[EXERCISE DESCRIPTION] What you give back must match the records below exactly, apart from the pictures, which are omitted.

Data about app and page elements:
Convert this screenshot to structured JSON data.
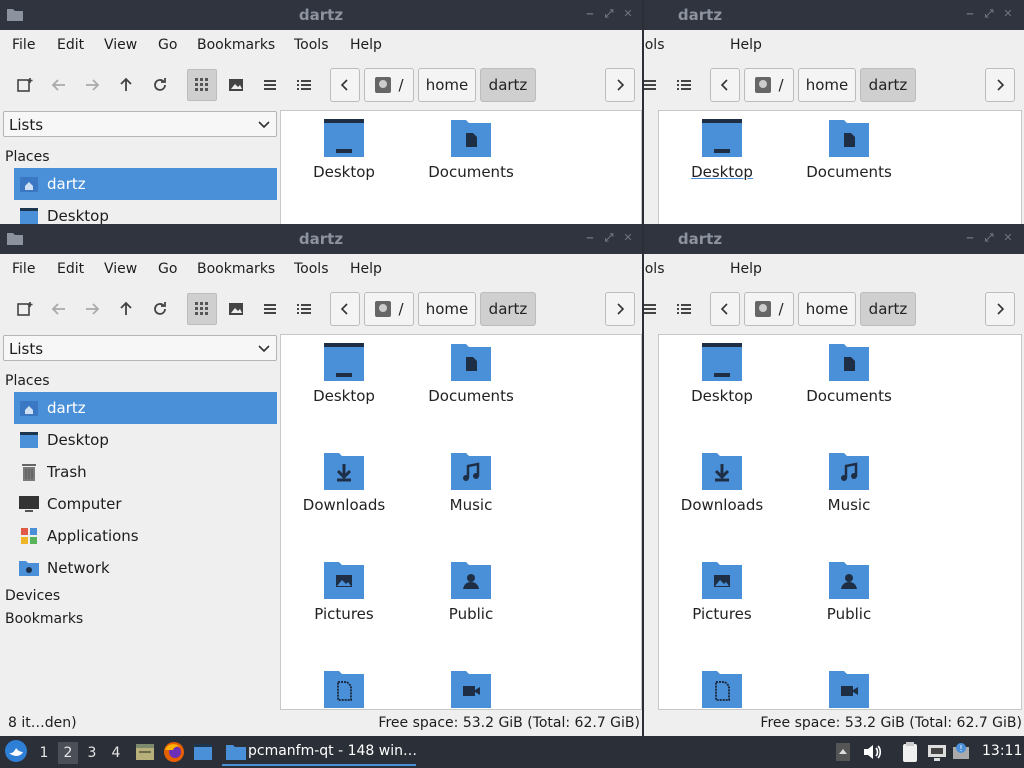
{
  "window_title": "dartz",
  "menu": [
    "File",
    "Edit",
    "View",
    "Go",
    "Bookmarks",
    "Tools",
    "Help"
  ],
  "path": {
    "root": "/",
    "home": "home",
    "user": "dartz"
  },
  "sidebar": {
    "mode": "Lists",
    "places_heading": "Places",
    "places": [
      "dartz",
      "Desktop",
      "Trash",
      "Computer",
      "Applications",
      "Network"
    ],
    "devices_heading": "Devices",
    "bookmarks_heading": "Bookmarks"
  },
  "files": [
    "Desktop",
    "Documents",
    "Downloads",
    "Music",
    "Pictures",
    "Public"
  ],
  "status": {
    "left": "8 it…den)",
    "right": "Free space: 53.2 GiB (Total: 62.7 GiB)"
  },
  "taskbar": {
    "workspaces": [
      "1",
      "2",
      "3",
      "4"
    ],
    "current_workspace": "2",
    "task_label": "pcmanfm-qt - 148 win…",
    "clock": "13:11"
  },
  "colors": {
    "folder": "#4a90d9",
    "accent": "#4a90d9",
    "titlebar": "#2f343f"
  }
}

[ANSWER BOX]
Convert this screenshot to structured JSON data.
{
  "window_title": "dartz",
  "menu": [
    "File",
    "Edit",
    "View",
    "Go",
    "Bookmarks",
    "Tools",
    "Help"
  ],
  "path": {
    "root": "/",
    "home": "home",
    "user": "dartz"
  },
  "sidebar": {
    "mode": "Lists",
    "places_heading": "Places",
    "places": [
      "dartz",
      "Desktop",
      "Trash",
      "Computer",
      "Applications",
      "Network"
    ],
    "devices_heading": "Devices",
    "bookmarks_heading": "Bookmarks"
  },
  "files": [
    "Desktop",
    "Documents",
    "Downloads",
    "Music",
    "Pictures",
    "Public"
  ],
  "status": {
    "left": "8 it…den)",
    "right": "Free space: 53.2 GiB (Total: 62.7 GiB)"
  },
  "taskbar": {
    "workspaces": [
      "1",
      "2",
      "3",
      "4"
    ],
    "current_workspace": "2",
    "task_label": "pcmanfm-qt - 148 win…",
    "clock": "13:11"
  },
  "colors": {
    "folder": "#4a90d9",
    "accent": "#4a90d9",
    "titlebar": "#2f343f"
  }
}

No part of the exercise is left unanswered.